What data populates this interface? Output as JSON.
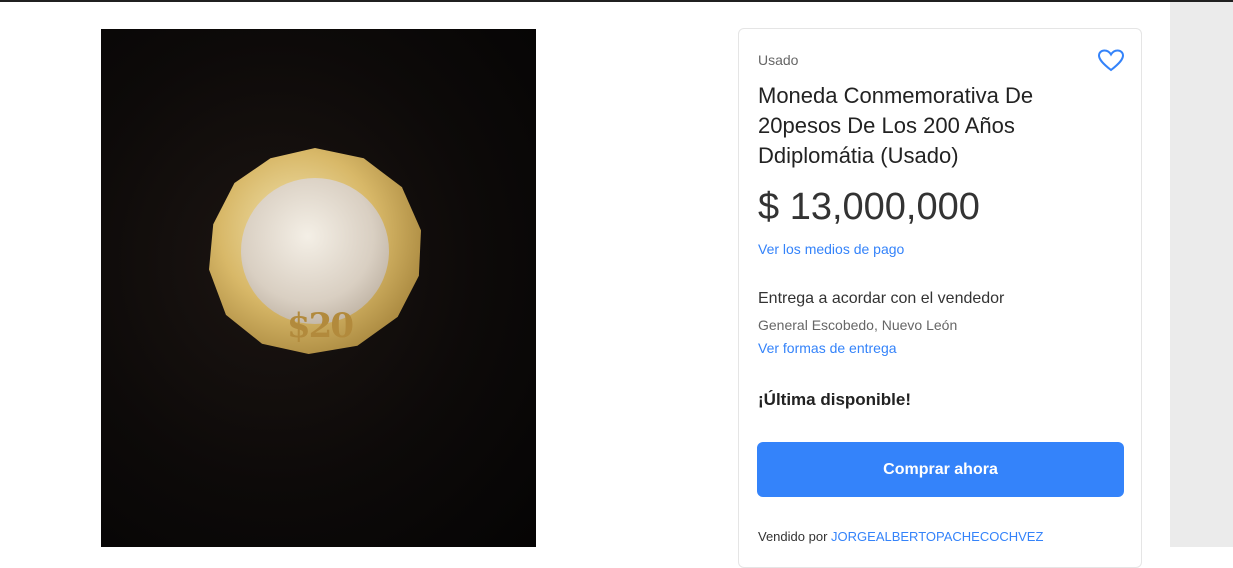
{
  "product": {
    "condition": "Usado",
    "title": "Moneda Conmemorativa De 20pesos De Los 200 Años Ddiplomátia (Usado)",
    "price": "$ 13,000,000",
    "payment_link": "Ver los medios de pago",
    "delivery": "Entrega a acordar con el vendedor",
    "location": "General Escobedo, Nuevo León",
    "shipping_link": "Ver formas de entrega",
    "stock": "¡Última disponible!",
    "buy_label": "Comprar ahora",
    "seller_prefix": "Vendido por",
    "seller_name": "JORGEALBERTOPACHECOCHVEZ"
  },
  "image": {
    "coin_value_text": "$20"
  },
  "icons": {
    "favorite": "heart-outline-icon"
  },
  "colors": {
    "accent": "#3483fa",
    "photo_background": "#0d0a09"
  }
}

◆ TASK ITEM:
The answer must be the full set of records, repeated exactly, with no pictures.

◆ WORKED SOLUTION:
What data populates this interface? Output as JSON.
{
  "product": {
    "condition": "Usado",
    "title": "Moneda Conmemorativa De 20pesos De Los 200 Años Ddiplomátia (Usado)",
    "price": "$ 13,000,000",
    "payment_link": "Ver los medios de pago",
    "delivery": "Entrega a acordar con el vendedor",
    "location": "General Escobedo, Nuevo León",
    "shipping_link": "Ver formas de entrega",
    "stock": "¡Última disponible!",
    "buy_label": "Comprar ahora",
    "seller_prefix": "Vendido por",
    "seller_name": "JORGEALBERTOPACHECOCHVEZ"
  },
  "image": {
    "coin_value_text": "$20"
  },
  "icons": {
    "favorite": "heart-outline-icon"
  },
  "colors": {
    "accent": "#3483fa",
    "photo_background": "#0d0a09"
  }
}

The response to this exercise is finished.